Dataset rows for apps and sites
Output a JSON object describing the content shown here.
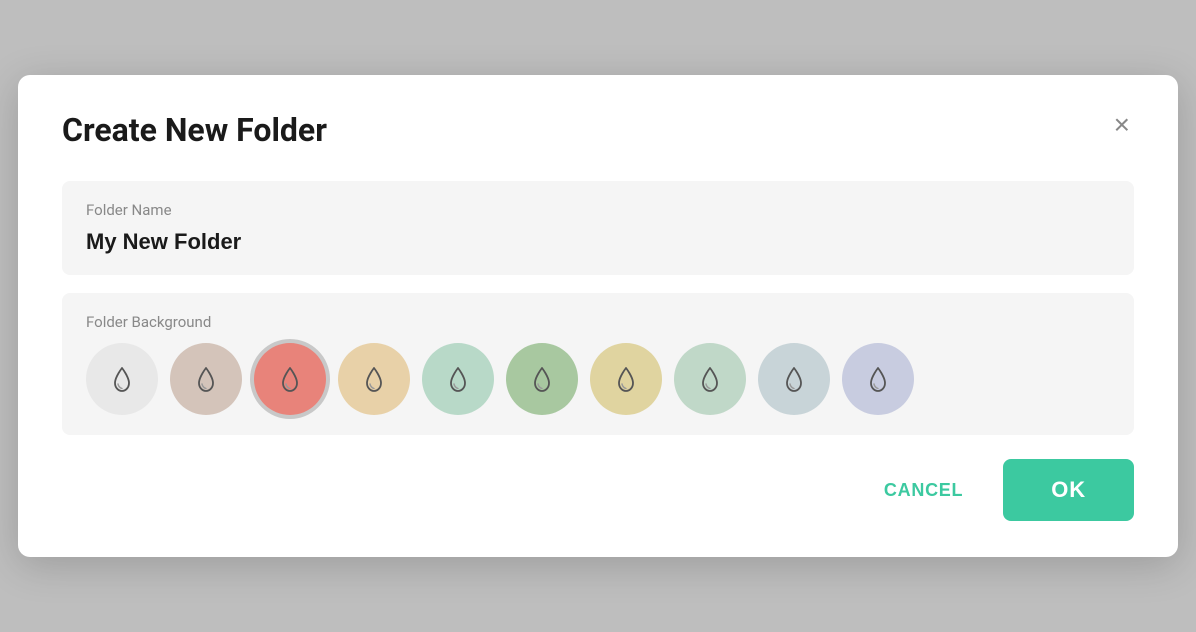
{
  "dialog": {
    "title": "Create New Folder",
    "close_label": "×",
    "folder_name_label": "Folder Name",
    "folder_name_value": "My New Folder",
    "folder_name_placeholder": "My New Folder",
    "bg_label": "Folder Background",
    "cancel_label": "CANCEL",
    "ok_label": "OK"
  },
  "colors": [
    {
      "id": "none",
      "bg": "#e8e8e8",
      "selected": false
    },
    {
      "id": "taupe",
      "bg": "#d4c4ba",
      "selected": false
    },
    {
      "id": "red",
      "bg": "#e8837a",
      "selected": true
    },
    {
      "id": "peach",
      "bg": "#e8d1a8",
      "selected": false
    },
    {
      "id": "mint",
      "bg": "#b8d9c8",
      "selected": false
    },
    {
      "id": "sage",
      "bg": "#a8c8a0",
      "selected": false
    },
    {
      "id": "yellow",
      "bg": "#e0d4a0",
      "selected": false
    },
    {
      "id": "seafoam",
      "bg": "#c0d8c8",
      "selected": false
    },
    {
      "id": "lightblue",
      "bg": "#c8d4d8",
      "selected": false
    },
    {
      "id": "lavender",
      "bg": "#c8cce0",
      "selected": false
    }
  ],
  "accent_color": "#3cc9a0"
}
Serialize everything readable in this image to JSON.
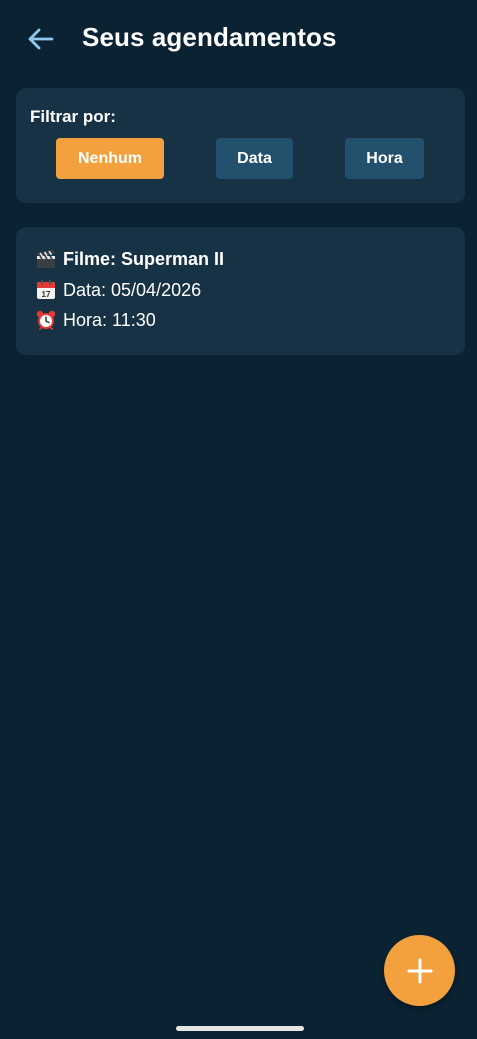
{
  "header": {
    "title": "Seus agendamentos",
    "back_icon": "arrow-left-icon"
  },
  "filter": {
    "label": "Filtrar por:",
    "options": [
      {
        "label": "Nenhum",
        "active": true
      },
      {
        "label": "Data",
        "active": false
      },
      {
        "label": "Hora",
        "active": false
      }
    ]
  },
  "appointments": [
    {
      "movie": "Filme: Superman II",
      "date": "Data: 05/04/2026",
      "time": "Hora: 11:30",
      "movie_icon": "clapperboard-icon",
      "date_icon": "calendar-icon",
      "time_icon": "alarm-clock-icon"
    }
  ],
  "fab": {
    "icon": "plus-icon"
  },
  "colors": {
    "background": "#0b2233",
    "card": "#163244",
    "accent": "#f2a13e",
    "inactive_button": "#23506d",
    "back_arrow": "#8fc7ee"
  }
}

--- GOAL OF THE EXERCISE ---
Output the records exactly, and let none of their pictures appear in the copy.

--- RESPONSE FOR THIS EXERCISE ---
Output a JSON object describing the content shown here.
{
  "dialog": {
    "title": "Create New Folder",
    "close_label": "×",
    "folder_name_label": "Folder Name",
    "folder_name_value": "My New Folder",
    "folder_name_placeholder": "My New Folder",
    "bg_label": "Folder Background",
    "cancel_label": "CANCEL",
    "ok_label": "OK"
  },
  "colors": [
    {
      "id": "none",
      "bg": "#e8e8e8",
      "selected": false
    },
    {
      "id": "taupe",
      "bg": "#d4c4ba",
      "selected": false
    },
    {
      "id": "red",
      "bg": "#e8837a",
      "selected": true
    },
    {
      "id": "peach",
      "bg": "#e8d1a8",
      "selected": false
    },
    {
      "id": "mint",
      "bg": "#b8d9c8",
      "selected": false
    },
    {
      "id": "sage",
      "bg": "#a8c8a0",
      "selected": false
    },
    {
      "id": "yellow",
      "bg": "#e0d4a0",
      "selected": false
    },
    {
      "id": "seafoam",
      "bg": "#c0d8c8",
      "selected": false
    },
    {
      "id": "lightblue",
      "bg": "#c8d4d8",
      "selected": false
    },
    {
      "id": "lavender",
      "bg": "#c8cce0",
      "selected": false
    }
  ],
  "accent_color": "#3cc9a0"
}
Serialize everything readable in this image to JSON.
{
  "header": {
    "title": "Seus agendamentos",
    "back_icon": "arrow-left-icon"
  },
  "filter": {
    "label": "Filtrar por:",
    "options": [
      {
        "label": "Nenhum",
        "active": true
      },
      {
        "label": "Data",
        "active": false
      },
      {
        "label": "Hora",
        "active": false
      }
    ]
  },
  "appointments": [
    {
      "movie": "Filme: Superman II",
      "date": "Data: 05/04/2026",
      "time": "Hora: 11:30",
      "movie_icon": "clapperboard-icon",
      "date_icon": "calendar-icon",
      "time_icon": "alarm-clock-icon"
    }
  ],
  "fab": {
    "icon": "plus-icon"
  },
  "colors": {
    "background": "#0b2233",
    "card": "#163244",
    "accent": "#f2a13e",
    "inactive_button": "#23506d",
    "back_arrow": "#8fc7ee"
  }
}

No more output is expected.